Re: Bug#50832: AMENDMENT] Clarify meaning of Essential: yes
Jason Gunthorpe <firstname.lastname@example.org> writes:
> On Sun, Dec 12, 1999 at 12:32:08AM -0800, Chris Waters wrote:
> > The downside is, of course, that dpkg isn't very good at ordering
> > things, but again, that's a flaw in dpkg, and I think we'd be better
> > off trying to address that, not just for essential packages, but for
> > the benefit of the whole system.
> Sigh. Why does everyone think this is a flaw in dpkg? Is 'rm -rf /' a flaw
> in rm?
Not a valid analogy. The issue here is that essential packages are,
in essence, *PRE*-dependencies of the entire system, not just
dependencies. And dpkg has *never* handled pre-dependencies very
gracefully. (I still recall, on my first install of debian, having to
run the install process several times, because dpkg was confused by
all the pre-dependencies in the base system.)
This is more like if rm choked on symlinks.
> dpkg is the very lowest interface to the packaging system, it
> performs all the *mandatory* checks necessary to do any operation.
Yes, well, perhaps modifying dpkg isn't the only way to address the

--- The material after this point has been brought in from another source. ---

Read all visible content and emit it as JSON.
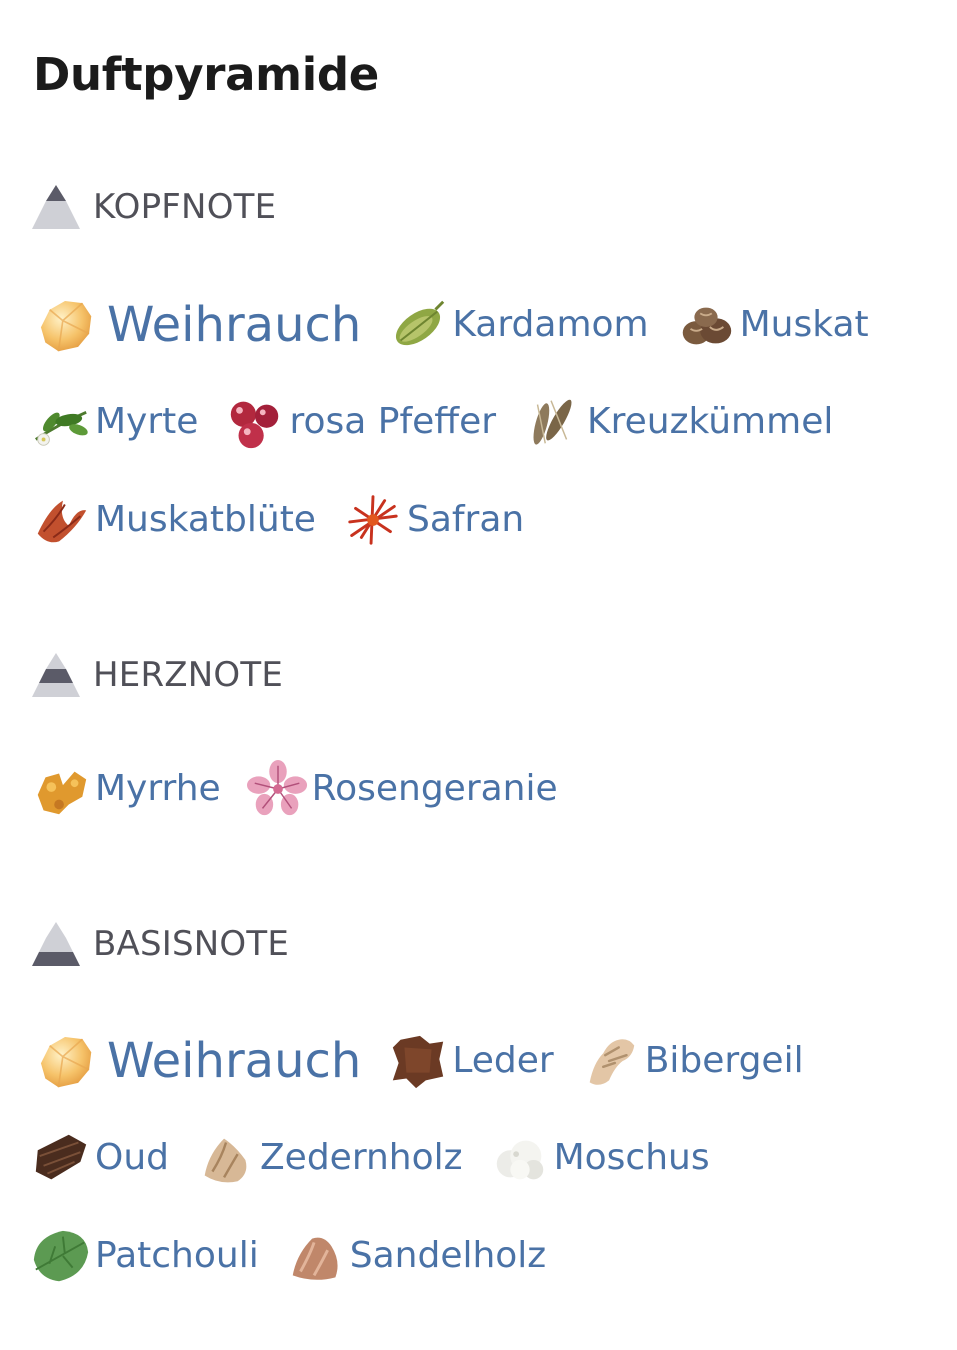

problem; I'll grant that. Modifying *all* the existing tools that use
dpkg is another perfectly viable, and possibly preferable approach.
Except, of course, for the fact that there are a lot of such tools,
and there may well be inhouse tools we're not aware of.
I don't know; seems like everybody but me is enamoured of complex,
baroque solutions that involve jumping through hoops while juggling
chainsaws. I think that fixing dpkg would be a simple and final
solution to the problem. Yes, it requires more work up front, but I
think it would save a lot of work and broken systems in the long run.
It's called "doing it right".
I'm a lot more sympathetic to this objection than I am to AT's,
though. Fixing all the dselect methods would certainly be a Good